Your task. Going line by line through the entries below, tally those that hold the string "Input". Give only the total.

Record set.
****
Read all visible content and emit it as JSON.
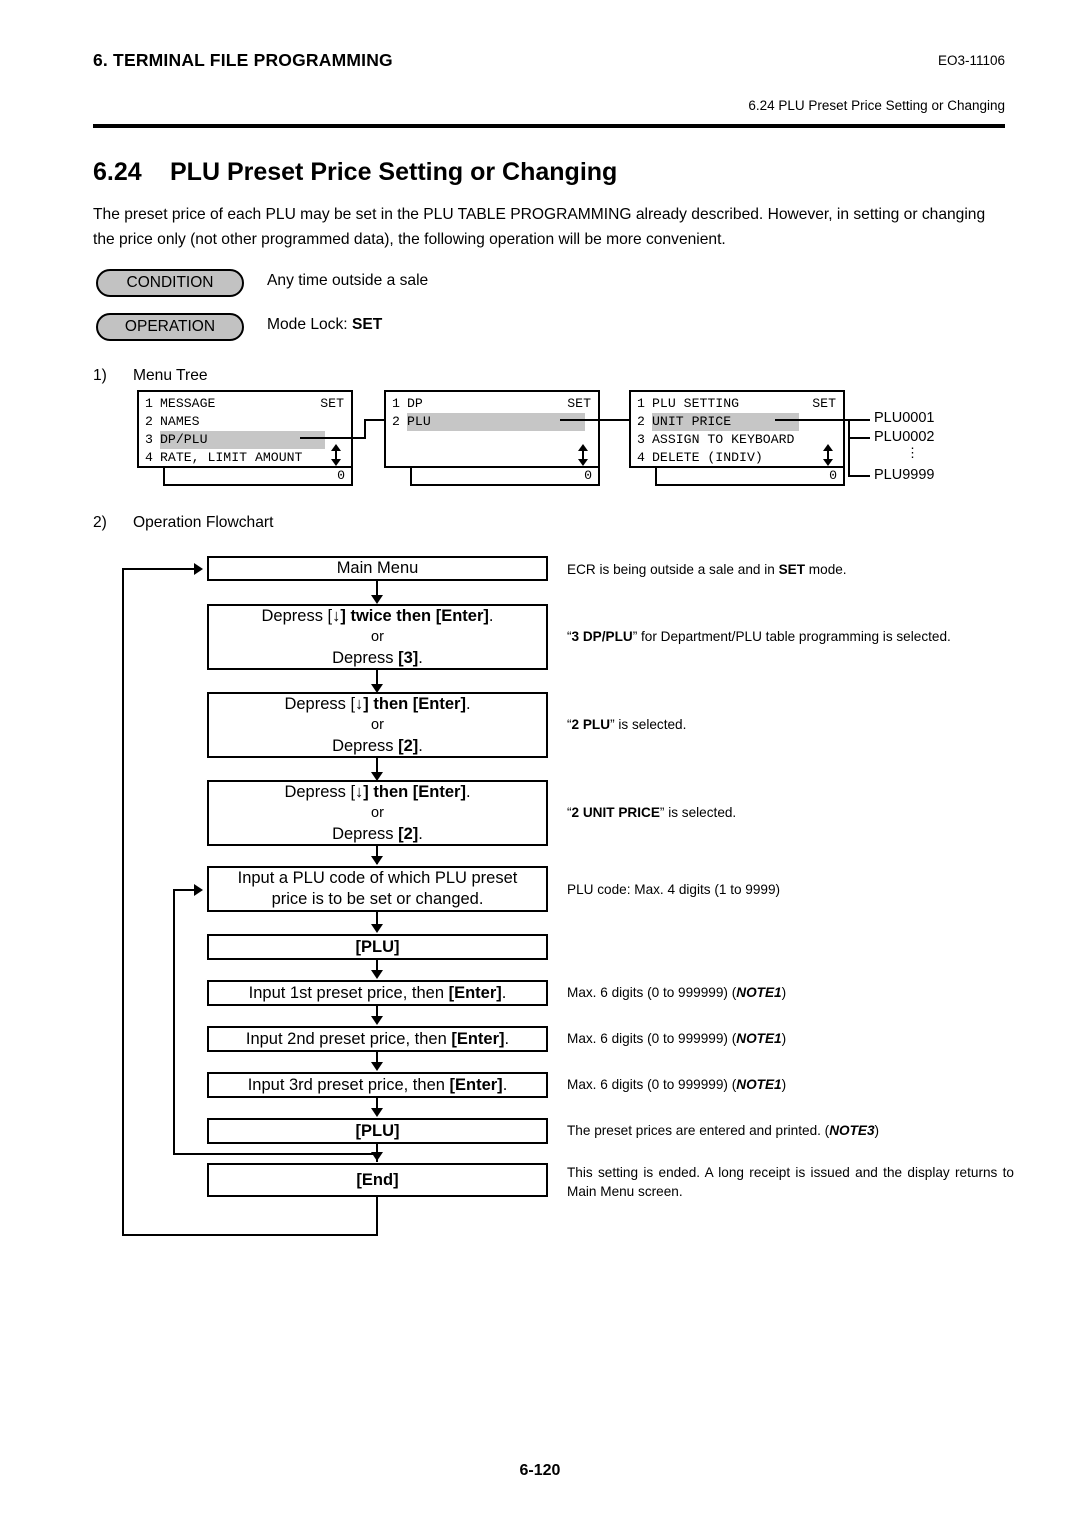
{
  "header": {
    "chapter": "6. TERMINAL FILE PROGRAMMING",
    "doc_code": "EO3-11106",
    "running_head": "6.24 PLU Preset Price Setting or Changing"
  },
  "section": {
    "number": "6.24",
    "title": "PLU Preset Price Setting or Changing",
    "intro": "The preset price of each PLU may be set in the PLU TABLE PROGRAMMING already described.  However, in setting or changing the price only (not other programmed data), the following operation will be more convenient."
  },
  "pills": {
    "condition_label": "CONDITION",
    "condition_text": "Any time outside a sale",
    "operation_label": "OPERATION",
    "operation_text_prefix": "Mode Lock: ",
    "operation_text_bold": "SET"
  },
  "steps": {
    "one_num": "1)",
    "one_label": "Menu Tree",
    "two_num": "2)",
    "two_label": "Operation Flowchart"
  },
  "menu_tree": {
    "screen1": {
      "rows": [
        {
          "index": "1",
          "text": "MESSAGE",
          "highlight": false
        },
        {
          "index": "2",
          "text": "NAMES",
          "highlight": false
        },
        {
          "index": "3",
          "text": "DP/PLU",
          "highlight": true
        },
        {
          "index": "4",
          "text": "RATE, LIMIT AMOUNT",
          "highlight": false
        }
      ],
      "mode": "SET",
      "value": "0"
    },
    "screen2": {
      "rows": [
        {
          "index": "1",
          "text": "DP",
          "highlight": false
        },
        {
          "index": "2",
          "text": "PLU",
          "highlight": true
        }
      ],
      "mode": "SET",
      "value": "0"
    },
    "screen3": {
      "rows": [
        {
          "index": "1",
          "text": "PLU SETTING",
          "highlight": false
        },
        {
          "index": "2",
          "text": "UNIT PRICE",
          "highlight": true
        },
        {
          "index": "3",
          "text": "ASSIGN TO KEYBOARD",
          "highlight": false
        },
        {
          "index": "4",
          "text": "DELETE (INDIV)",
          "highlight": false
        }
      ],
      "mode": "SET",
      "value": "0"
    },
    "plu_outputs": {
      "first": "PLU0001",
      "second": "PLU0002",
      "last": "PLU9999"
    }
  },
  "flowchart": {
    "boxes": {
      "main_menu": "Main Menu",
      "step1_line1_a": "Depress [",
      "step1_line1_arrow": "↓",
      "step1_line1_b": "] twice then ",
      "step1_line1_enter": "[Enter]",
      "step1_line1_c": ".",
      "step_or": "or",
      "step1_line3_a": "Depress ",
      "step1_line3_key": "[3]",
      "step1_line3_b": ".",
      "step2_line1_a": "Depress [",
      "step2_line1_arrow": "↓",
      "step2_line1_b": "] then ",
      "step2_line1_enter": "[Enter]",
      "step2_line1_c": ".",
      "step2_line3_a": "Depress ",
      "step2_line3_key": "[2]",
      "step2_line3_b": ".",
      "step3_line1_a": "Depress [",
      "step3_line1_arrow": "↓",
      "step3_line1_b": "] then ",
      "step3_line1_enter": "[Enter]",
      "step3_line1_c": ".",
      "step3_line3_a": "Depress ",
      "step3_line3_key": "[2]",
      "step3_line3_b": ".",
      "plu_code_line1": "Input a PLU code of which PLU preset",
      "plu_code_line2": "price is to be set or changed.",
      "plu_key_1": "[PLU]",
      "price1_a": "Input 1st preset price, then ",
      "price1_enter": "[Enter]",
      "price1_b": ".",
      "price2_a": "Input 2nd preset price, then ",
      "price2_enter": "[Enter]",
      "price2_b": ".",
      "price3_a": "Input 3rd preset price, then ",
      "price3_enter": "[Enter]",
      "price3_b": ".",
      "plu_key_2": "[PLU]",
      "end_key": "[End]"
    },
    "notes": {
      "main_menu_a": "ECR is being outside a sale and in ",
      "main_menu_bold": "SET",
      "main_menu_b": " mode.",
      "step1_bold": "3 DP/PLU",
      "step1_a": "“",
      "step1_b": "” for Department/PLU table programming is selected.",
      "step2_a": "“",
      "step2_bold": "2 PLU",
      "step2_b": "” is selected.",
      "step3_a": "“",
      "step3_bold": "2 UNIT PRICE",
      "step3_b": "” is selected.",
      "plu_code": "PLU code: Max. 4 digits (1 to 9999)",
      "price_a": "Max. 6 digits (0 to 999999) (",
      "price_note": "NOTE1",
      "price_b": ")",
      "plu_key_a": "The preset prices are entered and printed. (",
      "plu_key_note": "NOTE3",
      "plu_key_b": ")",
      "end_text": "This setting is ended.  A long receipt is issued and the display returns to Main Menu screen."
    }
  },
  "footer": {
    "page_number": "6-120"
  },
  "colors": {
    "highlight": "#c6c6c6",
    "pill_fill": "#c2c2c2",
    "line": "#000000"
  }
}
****
Reply. 4